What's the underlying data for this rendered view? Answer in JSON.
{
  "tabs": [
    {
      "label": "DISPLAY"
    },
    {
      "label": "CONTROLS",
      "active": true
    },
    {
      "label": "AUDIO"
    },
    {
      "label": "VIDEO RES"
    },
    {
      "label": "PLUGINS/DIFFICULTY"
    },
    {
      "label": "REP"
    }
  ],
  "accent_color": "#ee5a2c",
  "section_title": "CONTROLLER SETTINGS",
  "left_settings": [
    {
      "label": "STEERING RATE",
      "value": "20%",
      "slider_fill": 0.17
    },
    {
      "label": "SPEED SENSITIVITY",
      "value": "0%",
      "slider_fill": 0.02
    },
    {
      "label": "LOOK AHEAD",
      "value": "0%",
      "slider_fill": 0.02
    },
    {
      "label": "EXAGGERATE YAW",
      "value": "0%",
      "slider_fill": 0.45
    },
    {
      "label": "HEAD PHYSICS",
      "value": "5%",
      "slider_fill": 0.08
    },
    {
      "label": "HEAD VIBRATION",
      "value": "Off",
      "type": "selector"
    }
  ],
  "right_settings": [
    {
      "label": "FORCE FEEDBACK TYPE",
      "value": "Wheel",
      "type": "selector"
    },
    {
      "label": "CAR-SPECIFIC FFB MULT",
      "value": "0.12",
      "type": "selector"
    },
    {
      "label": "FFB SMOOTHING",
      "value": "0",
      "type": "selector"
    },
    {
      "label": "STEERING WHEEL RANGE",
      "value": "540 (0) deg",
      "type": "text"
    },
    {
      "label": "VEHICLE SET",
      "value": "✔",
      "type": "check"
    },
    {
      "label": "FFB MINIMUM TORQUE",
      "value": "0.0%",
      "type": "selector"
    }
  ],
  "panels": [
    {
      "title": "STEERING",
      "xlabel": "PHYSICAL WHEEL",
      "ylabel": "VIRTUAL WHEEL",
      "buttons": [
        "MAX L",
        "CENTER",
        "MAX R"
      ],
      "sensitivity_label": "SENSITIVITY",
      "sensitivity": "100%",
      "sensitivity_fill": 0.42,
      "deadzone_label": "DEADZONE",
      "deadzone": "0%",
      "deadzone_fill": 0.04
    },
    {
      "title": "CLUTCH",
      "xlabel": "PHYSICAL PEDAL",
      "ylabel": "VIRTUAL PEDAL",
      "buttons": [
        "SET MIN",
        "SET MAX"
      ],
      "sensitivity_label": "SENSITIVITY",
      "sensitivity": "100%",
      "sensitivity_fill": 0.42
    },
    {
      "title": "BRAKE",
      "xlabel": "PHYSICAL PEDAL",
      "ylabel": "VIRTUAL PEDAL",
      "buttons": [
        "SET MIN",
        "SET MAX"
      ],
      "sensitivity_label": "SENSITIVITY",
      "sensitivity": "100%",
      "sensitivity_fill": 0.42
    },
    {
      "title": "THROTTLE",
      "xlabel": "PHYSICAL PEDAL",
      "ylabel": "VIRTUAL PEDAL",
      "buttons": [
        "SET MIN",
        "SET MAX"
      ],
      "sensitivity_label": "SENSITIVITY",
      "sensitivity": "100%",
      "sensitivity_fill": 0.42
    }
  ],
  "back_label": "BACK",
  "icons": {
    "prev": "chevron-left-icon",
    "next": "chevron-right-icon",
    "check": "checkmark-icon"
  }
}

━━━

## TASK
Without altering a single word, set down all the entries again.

## SOLUTION TO THIS TASK
What's the underlying data for this rendered view? Answer in JSON.
{
  "tabs": [
    {
      "label": "DISPLAY"
    },
    {
      "label": "CONTROLS",
      "active": true
    },
    {
      "label": "AUDIO"
    },
    {
      "label": "VIDEO RES"
    },
    {
      "label": "PLUGINS/DIFFICULTY"
    },
    {
      "label": "REP"
    }
  ],
  "accent_color": "#ee5a2c",
  "section_title": "CONTROLLER SETTINGS",
  "left_settings": [
    {
      "label": "STEERING RATE",
      "value": "20%",
      "slider_fill": 0.17
    },
    {
      "label": "SPEED SENSITIVITY",
      "value": "0%",
      "slider_fill": 0.02
    },
    {
      "label": "LOOK AHEAD",
      "value": "0%",
      "slider_fill": 0.02
    },
    {
      "label": "EXAGGERATE YAW",
      "value": "0%",
      "slider_fill": 0.45
    },
    {
      "label": "HEAD PHYSICS",
      "value": "5%",
      "slider_fill": 0.08
    },
    {
      "label": "HEAD VIBRATION",
      "value": "Off",
      "type": "selector"
    }
  ],
  "right_settings": [
    {
      "label": "FORCE FEEDBACK TYPE",
      "value": "Wheel",
      "type": "selector"
    },
    {
      "label": "CAR-SPECIFIC FFB MULT",
      "value": "0.12",
      "type": "selector"
    },
    {
      "label": "FFB SMOOTHING",
      "value": "0",
      "type": "selector"
    },
    {
      "label": "STEERING WHEEL RANGE",
      "value": "540 (0) deg",
      "type": "text"
    },
    {
      "label": "VEHICLE SET",
      "value": "✔",
      "type": "check"
    },
    {
      "label": "FFB MINIMUM TORQUE",
      "value": "0.0%",
      "type": "selector"
    }
  ],
  "panels": [
    {
      "title": "STEERING",
      "xlabel": "PHYSICAL WHEEL",
      "ylabel": "VIRTUAL WHEEL",
      "buttons": [
        "MAX L",
        "CENTER",
        "MAX R"
      ],
      "sensitivity_label": "SENSITIVITY",
      "sensitivity": "100%",
      "sensitivity_fill": 0.42,
      "deadzone_label": "DEADZONE",
      "deadzone": "0%",
      "deadzone_fill": 0.04
    },
    {
      "title": "CLUTCH",
      "xlabel": "PHYSICAL PEDAL",
      "ylabel": "VIRTUAL PEDAL",
      "buttons": [
        "SET MIN",
        "SET MAX"
      ],
      "sensitivity_label": "SENSITIVITY",
      "sensitivity": "100%",
      "sensitivity_fill": 0.42
    },
    {
      "title": "BRAKE",
      "xlabel": "PHYSICAL PEDAL",
      "ylabel": "VIRTUAL PEDAL",
      "buttons": [
        "SET MIN",
        "SET MAX"
      ],
      "sensitivity_label": "SENSITIVITY",
      "sensitivity": "100%",
      "sensitivity_fill": 0.42
    },
    {
      "title": "THROTTLE",
      "xlabel": "PHYSICAL PEDAL",
      "ylabel": "VIRTUAL PEDAL",
      "buttons": [
        "SET MIN",
        "SET MAX"
      ],
      "sensitivity_label": "SENSITIVITY",
      "sensitivity": "100%",
      "sensitivity_fill": 0.42
    }
  ],
  "back_label": "BACK",
  "icons": {
    "prev": "chevron-left-icon",
    "next": "chevron-right-icon",
    "check": "checkmark-icon"
  }
}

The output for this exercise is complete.